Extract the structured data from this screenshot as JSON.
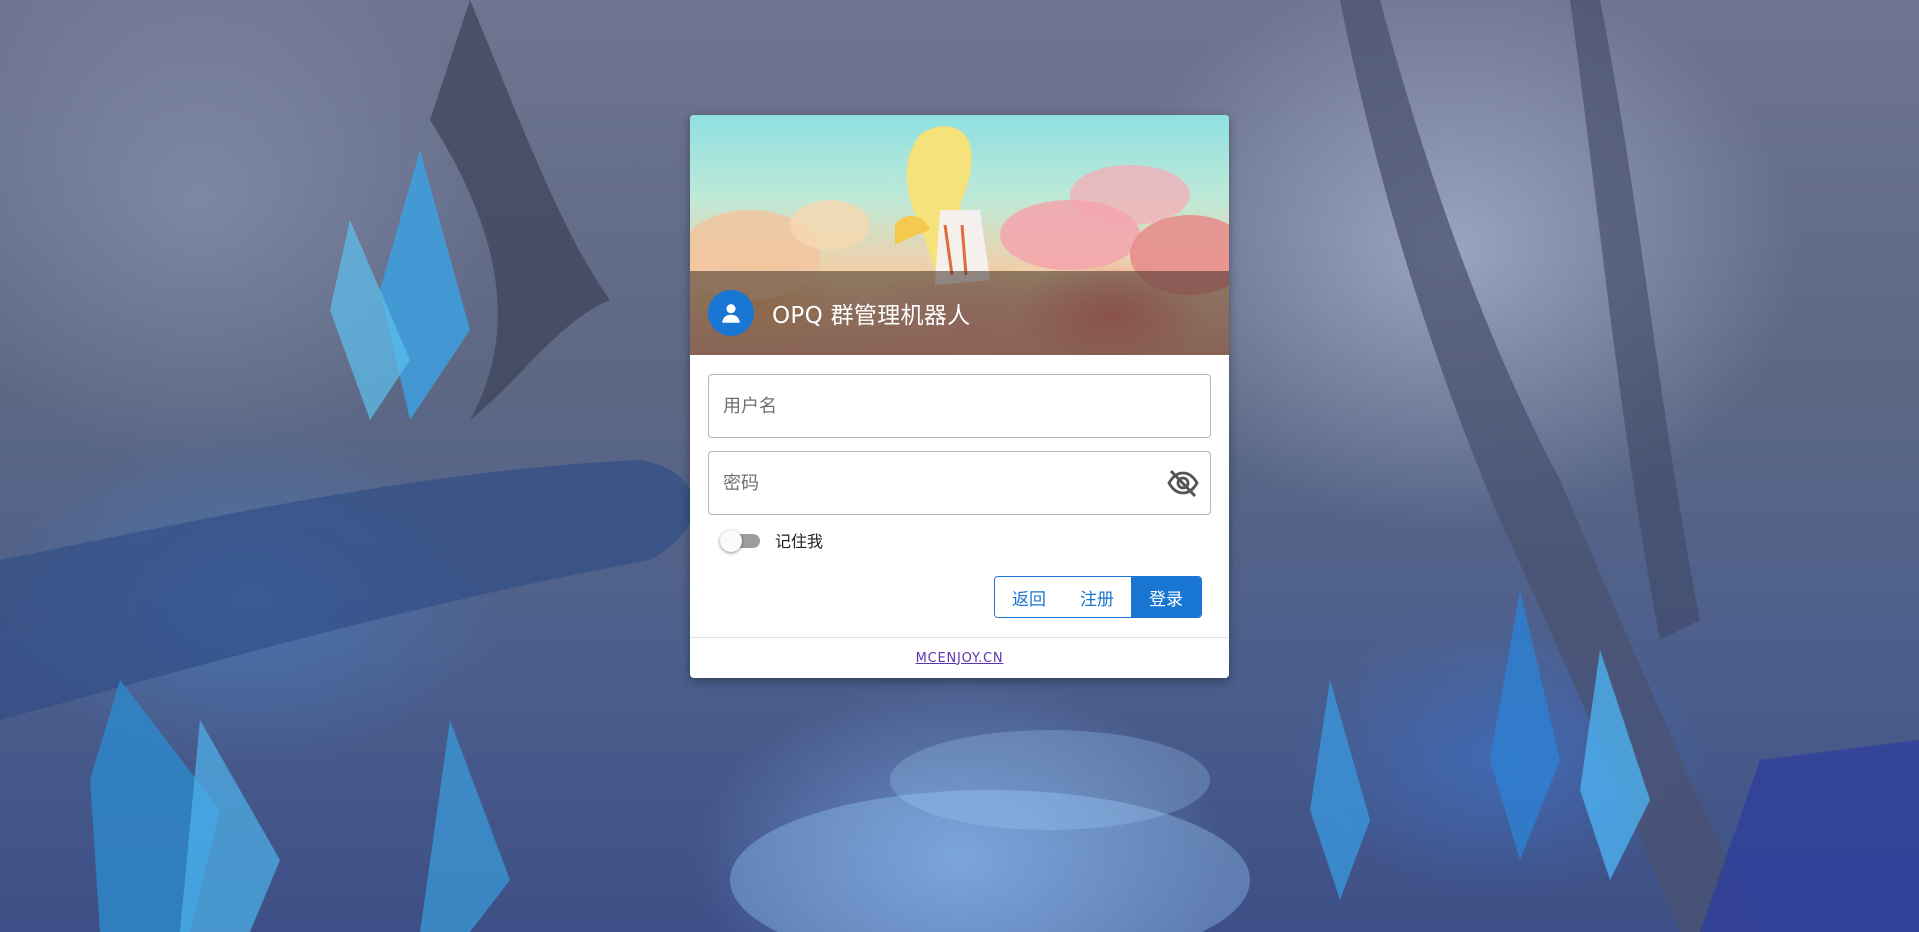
{
  "banner": {
    "title": "OPQ 群管理机器人"
  },
  "form": {
    "username_placeholder": "用户名",
    "password_placeholder": "密码",
    "remember_label": "记住我",
    "remember_checked": false
  },
  "buttons": {
    "back_label": "返回",
    "register_label": "注册",
    "login_label": "登录"
  },
  "footer": {
    "link_text": "MCENJOY.CN"
  },
  "colors": {
    "primary": "#1976d2",
    "footer_link": "#5e35b1"
  }
}
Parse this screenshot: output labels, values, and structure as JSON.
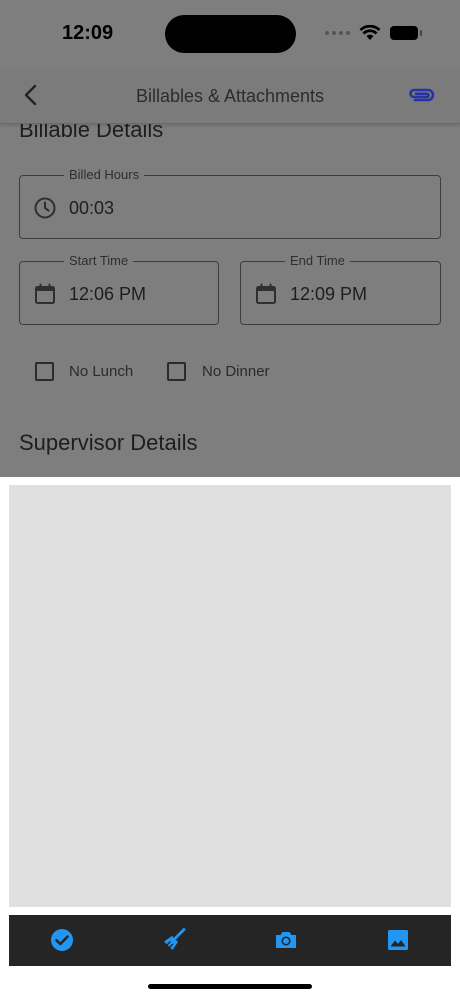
{
  "status_bar": {
    "time": "12:09"
  },
  "header": {
    "title": "Billables & Attachments"
  },
  "billable": {
    "section_title": "Billable Details",
    "billed_hours": {
      "label": "Billed Hours",
      "value": "00:03"
    },
    "start_time": {
      "label": "Start Time",
      "value": "12:06 PM"
    },
    "end_time": {
      "label": "End Time",
      "value": "12:09 PM"
    },
    "no_lunch": {
      "label": "No Lunch",
      "checked": false
    },
    "no_dinner": {
      "label": "No Dinner",
      "checked": false
    }
  },
  "supervisor": {
    "section_title": "Supervisor Details"
  },
  "toolbar": {
    "items": [
      {
        "icon": "check-circle-icon"
      },
      {
        "icon": "broom-icon"
      },
      {
        "icon": "camera-icon"
      },
      {
        "icon": "image-icon"
      }
    ],
    "accent_color": "#2196f3"
  },
  "colors": {
    "overlay_page": "#7e7e7e",
    "canvas": "#e0e0e0",
    "toolbar_bg": "#252525",
    "attach_icon": "#2732a8"
  }
}
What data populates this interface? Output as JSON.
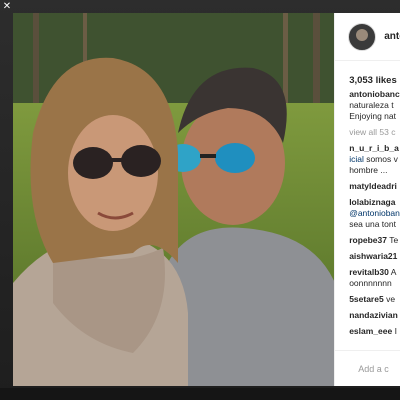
{
  "post": {
    "username": "antonioba",
    "likes": "3,053 likes",
    "caption": {
      "user": "antoniobanc",
      "lines": [
        "naturaleza t",
        "Enjoying nat"
      ]
    },
    "view_all": "view all 53 c",
    "comments": [
      {
        "user": "n_u_r_i_b_a",
        "lines": [
          {
            "text": "icial",
            "style": "mention",
            "rest": " somos v"
          },
          {
            "text": "hombre ...",
            "style": "plain",
            "rest": ""
          }
        ]
      },
      {
        "user": "matyldeadri",
        "lines": []
      },
      {
        "user": "lolabiznaga",
        "lines": [
          {
            "text": "@antoniobanc",
            "style": "mention",
            "rest": ""
          },
          {
            "text": "sea una tont",
            "style": "plain",
            "rest": ""
          }
        ]
      },
      {
        "user": "ropebe37",
        "rest": " Te",
        "lines": []
      },
      {
        "user": "aishwaria21",
        "lines": []
      },
      {
        "user": "revitalb30",
        "rest": " A",
        "lines": [
          {
            "text": "oonnnnnnn",
            "style": "plain",
            "rest": ""
          }
        ]
      },
      {
        "user": "5setare5",
        "rest": " ve",
        "lines": []
      },
      {
        "user": "nandazivian",
        "lines": []
      },
      {
        "user": "eslam_eee",
        "rest": " I",
        "lines": []
      }
    ],
    "add_comment_placeholder": "Add a c",
    "icons": {
      "like": "heart-outline-icon",
      "avatar": "profile-avatar",
      "close": "close-icon"
    }
  }
}
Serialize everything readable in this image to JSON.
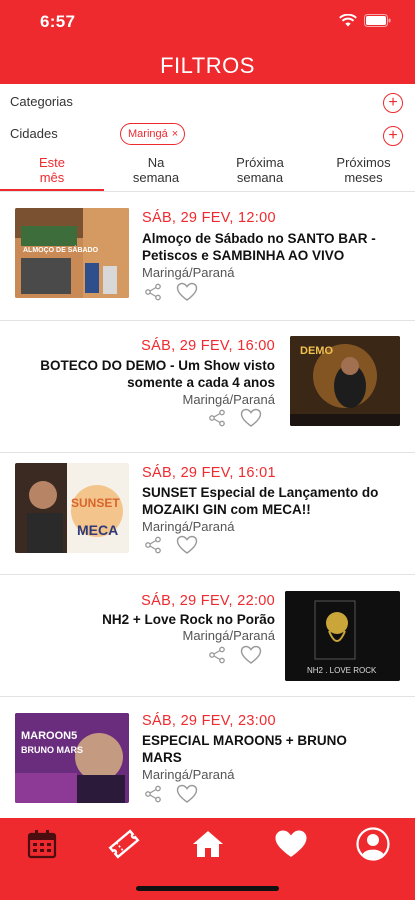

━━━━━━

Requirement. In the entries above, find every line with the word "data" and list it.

Result below.
Extract the structured data from this screenshot as JSON.
What data populates this interface? Output as JSON.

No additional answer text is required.